P. Mutalik, S. Nagaraj, J. Vedavyas, R. V. Biradar, and V. G. C. Patil, “A comparative study on AODV, DSR and DSDV routing protocols for Intelligent Transportation System (ITS) in metro cities for road traffic safety using VANET route traffic analysis (VRTA),” in Proceedings of the 2016 IEEE International Conference on Advances in Electronics, Communication and Computer Technology (ICAECCT '16), pp. 383–386, December 2016.View at: Google Scholar
M. G. Zapata and N. Asokan, “Securing ad hoc routing protocols,” in Proceedings of the 1st ACM Workshop on Wireless Security, pp. 1–10, Atlanta, GA, USA, September 2002.View at: Google Scholar
I. Dacosta, S. Chakradeo, M. Ahamad, and P. Traynor, “One-time cookies: preventing session hijacking attacks with stateless authentication tokens,” ACM Transactions on Internet Technology, vol. 12, no. 1, pp. 1–24, 2012.View at: Google Scholar

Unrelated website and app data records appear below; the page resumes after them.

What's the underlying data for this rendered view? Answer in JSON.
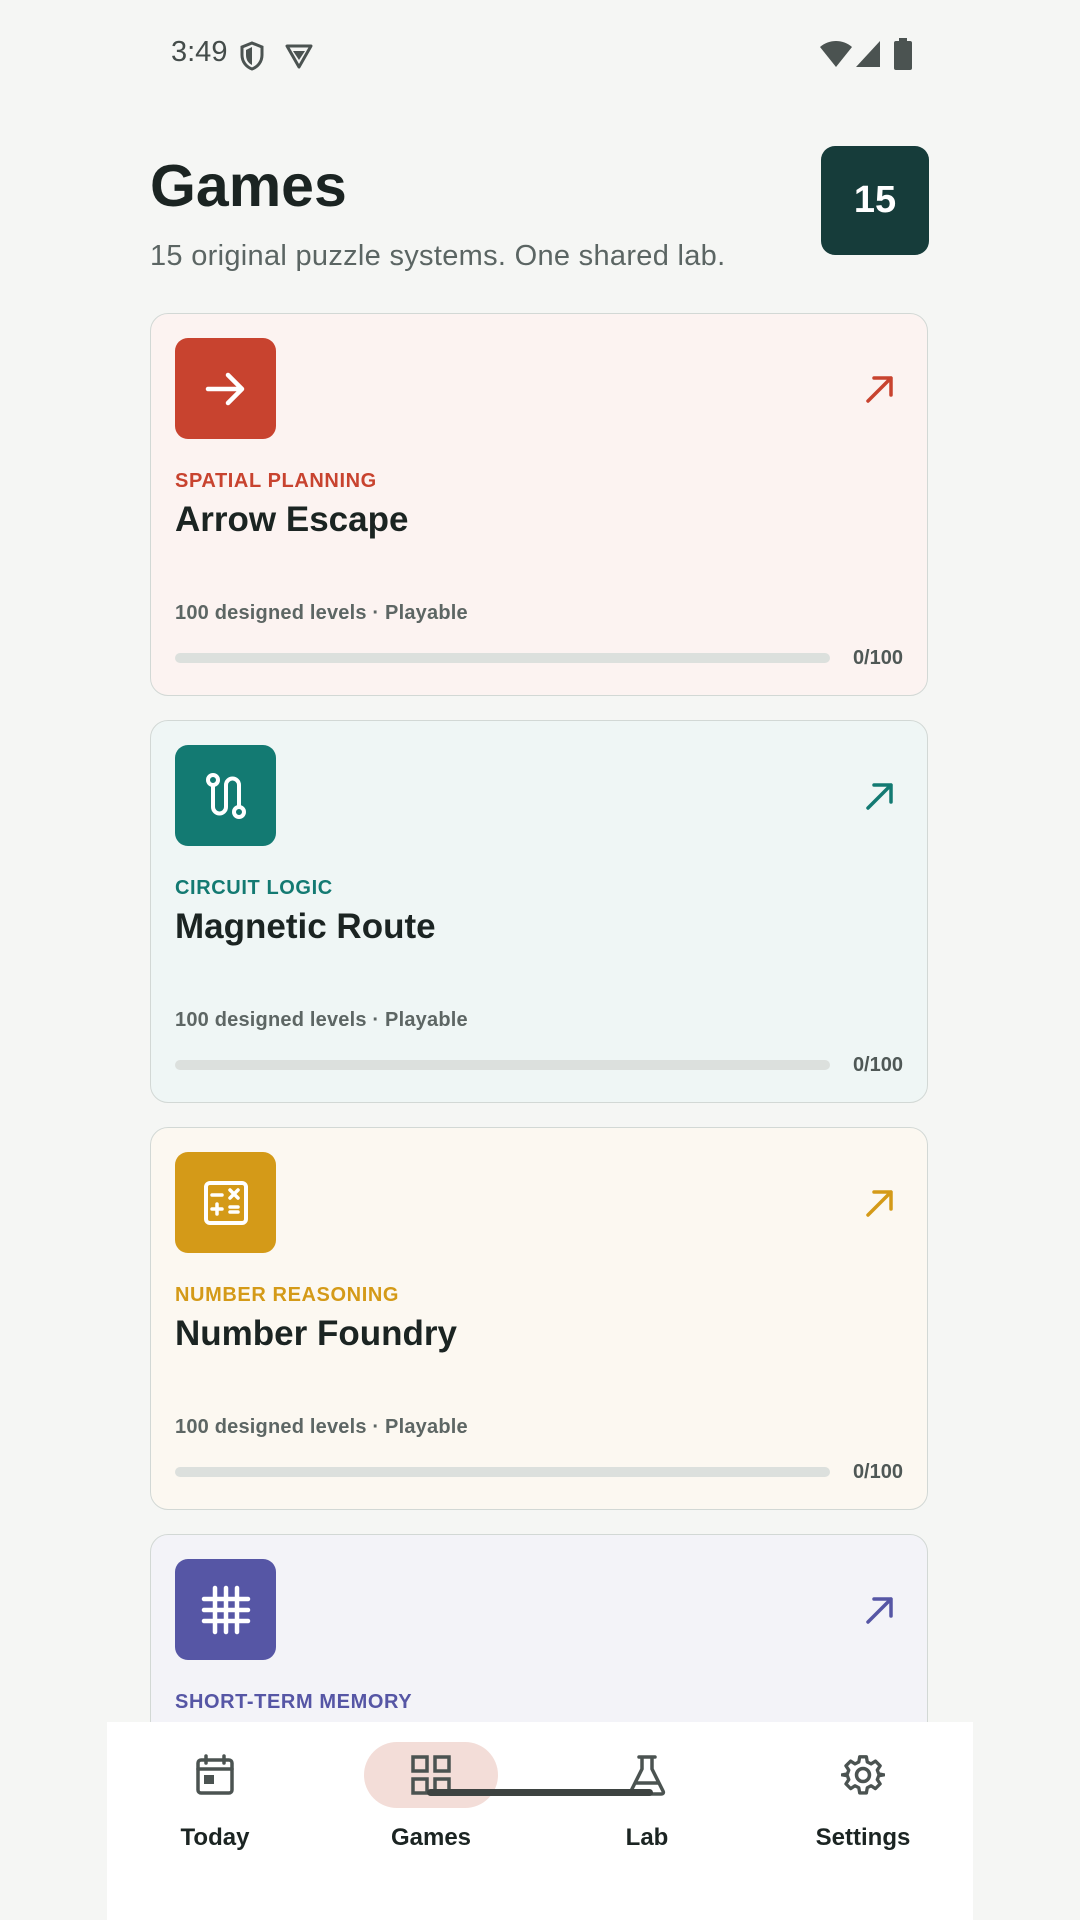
{
  "status_bar": {
    "time": "3:49",
    "left_icons": [
      "shield-icon",
      "vpn-icon"
    ],
    "right_icons": [
      "wifi-icon",
      "signal-icon",
      "battery-icon"
    ]
  },
  "header": {
    "title": "Games",
    "subtitle": "15 original puzzle systems. One shared lab.",
    "count": "15"
  },
  "games": [
    {
      "category": "SPATIAL PLANNING",
      "title": "Arrow Escape",
      "meta": "100 designed levels · Playable",
      "progress_text": "0/100",
      "progress": 0,
      "icon": "arrow-right-icon",
      "accent": "#c8432f",
      "tint": "#fcf3f1"
    },
    {
      "category": "CIRCUIT LOGIC",
      "title": "Magnetic Route",
      "meta": "100 designed levels · Playable",
      "progress_text": "0/100",
      "progress": 0,
      "icon": "route-icon",
      "accent": "#137a72",
      "tint": "#eff6f5"
    },
    {
      "category": "NUMBER REASONING",
      "title": "Number Foundry",
      "meta": "100 designed levels · Playable",
      "progress_text": "0/100",
      "progress": 0,
      "icon": "calculator-icon",
      "accent": "#d49a18",
      "tint": "#fcf8f1"
    },
    {
      "category": "SHORT-TERM MEMORY",
      "title": "",
      "meta": "",
      "progress_text": "",
      "progress": 0,
      "icon": "grid-icon",
      "accent": "#5656a5",
      "tint": "#f3f3f8"
    }
  ],
  "nav": {
    "items": [
      {
        "label": "Today",
        "icon": "calendar-icon",
        "active": false
      },
      {
        "label": "Games",
        "icon": "apps-grid-icon",
        "active": true
      },
      {
        "label": "Lab",
        "icon": "flask-icon",
        "active": false
      },
      {
        "label": "Settings",
        "icon": "gear-icon",
        "active": false
      }
    ],
    "active_color": "#f3ddd8"
  }
}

S. S. Manvi, M. S. Kakkasageri, and D. G. Adiga, “Message authentication in vehicular ad hoc networks: ECDSA based approach,” in Proceedings of the International Conference on Future Computer and Communication (ICFCC '09), pp. 16–20, April 2009.View at: Google Scholar
C. Chen, X. Wang, W. Han, and B. Zang, “A robust detection of the sybil attack in urban VANETs,” in Proceedings of the 29th IEEE International Conference on Distributed Computing Systems Workshops (ICDCS Workshops '09), pp. 270–276, Montreal, Quebec, Canada, June 2009.View at: Publisher Site | Google Scholar
K. S. TamilSelvan and R. Rajendiran, “A holistic protocol for secure data transmission in VANET,” International Journal of Advanced Research in Computer and Communication Engineering, vol. 2, no. 6, pp. 2278–1021, 2013.View at: Google Scholar
T.-H. Chou, S. C. Draper, and A. M. Sayeed, “Key generation using external source excitation: capacity, reliability, and secrecy exponent,” Institute of Electrical and Electronics Engineers Transactions on Information Theory, vol. 58, no. 4, pp. 2455–2474, 2012.View at: Publisher Site | Google Scholar | MathSciNet
J. Wan, A. B. Lopez, and M. A. Al Faruque, “Exploiting wireless channel randomness to generate keys for automotive cyber-physical system security,” in Proceedings of the ACM/IEEE 7th International Conference on Cyber-Physical Systems (ICCPS '16), pp. 1–10, Vienna, Austria, April 2016.View at: Publisher Site | Google Scholar